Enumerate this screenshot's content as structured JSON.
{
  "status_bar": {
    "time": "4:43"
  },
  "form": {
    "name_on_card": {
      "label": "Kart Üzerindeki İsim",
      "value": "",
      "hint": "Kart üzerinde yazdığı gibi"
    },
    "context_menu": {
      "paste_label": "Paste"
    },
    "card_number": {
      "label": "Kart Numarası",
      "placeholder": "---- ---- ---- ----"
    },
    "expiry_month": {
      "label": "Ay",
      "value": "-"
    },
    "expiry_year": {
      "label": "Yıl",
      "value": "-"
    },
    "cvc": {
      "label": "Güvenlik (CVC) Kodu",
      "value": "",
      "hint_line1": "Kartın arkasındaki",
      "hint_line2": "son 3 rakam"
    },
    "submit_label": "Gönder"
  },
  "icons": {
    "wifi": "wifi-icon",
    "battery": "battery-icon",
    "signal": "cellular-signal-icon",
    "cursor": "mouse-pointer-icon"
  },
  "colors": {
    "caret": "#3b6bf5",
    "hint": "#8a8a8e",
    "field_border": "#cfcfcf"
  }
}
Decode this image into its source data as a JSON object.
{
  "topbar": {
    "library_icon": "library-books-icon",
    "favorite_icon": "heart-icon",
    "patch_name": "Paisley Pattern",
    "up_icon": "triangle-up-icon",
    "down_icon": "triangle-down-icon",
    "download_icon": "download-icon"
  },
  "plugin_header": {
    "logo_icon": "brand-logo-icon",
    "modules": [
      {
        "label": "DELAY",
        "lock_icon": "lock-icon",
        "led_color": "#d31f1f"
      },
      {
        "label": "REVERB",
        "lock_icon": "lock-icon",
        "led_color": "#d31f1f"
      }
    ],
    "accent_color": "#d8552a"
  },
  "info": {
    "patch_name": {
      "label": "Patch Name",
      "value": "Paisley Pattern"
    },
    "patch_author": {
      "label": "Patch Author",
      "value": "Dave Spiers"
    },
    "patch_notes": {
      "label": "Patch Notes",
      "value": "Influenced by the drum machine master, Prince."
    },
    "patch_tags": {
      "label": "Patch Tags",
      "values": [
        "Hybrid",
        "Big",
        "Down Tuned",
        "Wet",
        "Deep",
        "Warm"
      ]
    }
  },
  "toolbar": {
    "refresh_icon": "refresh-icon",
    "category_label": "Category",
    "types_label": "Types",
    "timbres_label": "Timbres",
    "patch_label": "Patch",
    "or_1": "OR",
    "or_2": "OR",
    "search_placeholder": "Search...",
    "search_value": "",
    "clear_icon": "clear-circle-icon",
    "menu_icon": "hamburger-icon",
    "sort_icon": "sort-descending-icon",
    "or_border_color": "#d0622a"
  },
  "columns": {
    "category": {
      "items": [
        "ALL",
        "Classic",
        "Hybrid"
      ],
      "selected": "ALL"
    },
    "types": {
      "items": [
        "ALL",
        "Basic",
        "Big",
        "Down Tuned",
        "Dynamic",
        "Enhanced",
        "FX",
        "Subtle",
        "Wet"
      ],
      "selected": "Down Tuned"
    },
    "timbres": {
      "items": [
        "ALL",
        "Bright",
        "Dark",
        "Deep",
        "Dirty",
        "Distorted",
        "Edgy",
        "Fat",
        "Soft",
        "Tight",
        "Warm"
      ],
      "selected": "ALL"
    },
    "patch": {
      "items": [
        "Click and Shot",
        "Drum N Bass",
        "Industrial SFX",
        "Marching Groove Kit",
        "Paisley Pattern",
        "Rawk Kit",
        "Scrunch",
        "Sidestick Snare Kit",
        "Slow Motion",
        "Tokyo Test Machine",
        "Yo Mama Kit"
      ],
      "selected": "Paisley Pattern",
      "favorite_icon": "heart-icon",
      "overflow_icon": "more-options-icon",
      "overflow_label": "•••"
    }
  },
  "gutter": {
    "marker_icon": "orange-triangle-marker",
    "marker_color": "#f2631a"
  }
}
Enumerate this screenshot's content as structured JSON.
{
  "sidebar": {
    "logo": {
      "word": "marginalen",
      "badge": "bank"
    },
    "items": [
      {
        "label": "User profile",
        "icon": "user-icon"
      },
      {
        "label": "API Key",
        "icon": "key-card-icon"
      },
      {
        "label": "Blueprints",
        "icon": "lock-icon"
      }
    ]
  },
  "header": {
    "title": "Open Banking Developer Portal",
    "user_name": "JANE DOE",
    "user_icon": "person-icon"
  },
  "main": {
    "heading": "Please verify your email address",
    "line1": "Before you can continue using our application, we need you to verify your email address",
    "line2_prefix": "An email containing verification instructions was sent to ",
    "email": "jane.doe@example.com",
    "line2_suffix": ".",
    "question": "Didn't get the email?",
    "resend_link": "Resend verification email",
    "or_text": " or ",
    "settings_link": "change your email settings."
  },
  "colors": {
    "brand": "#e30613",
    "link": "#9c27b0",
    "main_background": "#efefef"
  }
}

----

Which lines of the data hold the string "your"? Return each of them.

    "heading": "Please verify your email address",
    "line1": "Before you can continue using our application, we need you to verify your email address",
    "settings_link": "change your email settings."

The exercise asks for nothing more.